This diseased and rotting core should have been noticed when the Cowboys won 13 games then lost their first playoff game.
It should have been recognized when we began leading the league in penalties every year.
It should have been identified when we were absolutely embarrassed in front of the last home crowd at Texas Stadium.
All that to say...Phillips will be out before the season is over. I can almost guarantee that. What I can't guarantee is that Jerry Jones will wake up and smell the roses. And those roses are thousands and thousands of money-spending Cowboys fans who are about to start spending their money elsewhere. Maybe that's the only way the fans can get Jerry to listen.
I guess if any of us knew what to do...we'd have done it already. Sheesh...
- mark rogers
- November 2, 2010 2:29 PM
PIcasso doesn't paint Guernica without a paint brush.
Jack the Ripper doesn't murder anyone without a knife (well, at least he doesn't get THAT nickname).
Mike Tyson doesn't knock anybody out without hands.
Judge Judy doesn't get order in her court without a gavel.
Roger Bannister doesn't break the 4-minute mile without knee joints.
Get where I'm going with this? How about a few more...
John Hancock doesn't sign his name without a pen.
Bob Villa is just another Bob without his screwdriver.
King Kong is just a big monkey without the Empire State Building.
And the Abilene High Eagles can't score points if they don't have the ball.
And that's EXACTLY how Cooper beat Abilene High on Friday night - with exceptional ball control.
Racking up nearly twice as many total offensive yards than the Eagles didn't hurt much either. But if your opponent is limited to just three possessions in the final 24+ minutes of a 48 minute game, you have a pretty good chance to win.
And Cooper didn't just win. They absolutely dominated. The last time Abilene High lost by more than 17 points? September 8, 2006 vs. Lubbock Monterey. Four years ago. The Texas Rangers infield was still made up of Teixeira, Kinsler, Young, and Blalock. UT was the defending national chamion. Bird flu had just hit the UK. It was the month Byron Nelson died...

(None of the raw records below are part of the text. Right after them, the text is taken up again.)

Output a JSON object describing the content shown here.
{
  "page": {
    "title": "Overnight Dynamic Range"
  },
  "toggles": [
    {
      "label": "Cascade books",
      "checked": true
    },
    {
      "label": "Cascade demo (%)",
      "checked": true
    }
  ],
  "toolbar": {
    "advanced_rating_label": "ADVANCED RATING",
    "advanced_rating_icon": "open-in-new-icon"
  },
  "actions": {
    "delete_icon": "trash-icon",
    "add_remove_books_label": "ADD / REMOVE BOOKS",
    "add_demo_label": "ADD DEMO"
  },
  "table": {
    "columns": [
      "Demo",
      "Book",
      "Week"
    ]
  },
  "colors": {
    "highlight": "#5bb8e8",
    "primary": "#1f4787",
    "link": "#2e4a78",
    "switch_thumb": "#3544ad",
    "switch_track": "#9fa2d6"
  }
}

Anyway...it's been a while.
Props to Mike Spradlin for a signature win and gaining some state-wide publicity.
The Eagles can and will still make a deep playoff run. But Cooper proved on Friday night that it does belong in the conversation of best high school football teams in Texas this year.
- mark rogers
- November 2, 2010 10:59 AM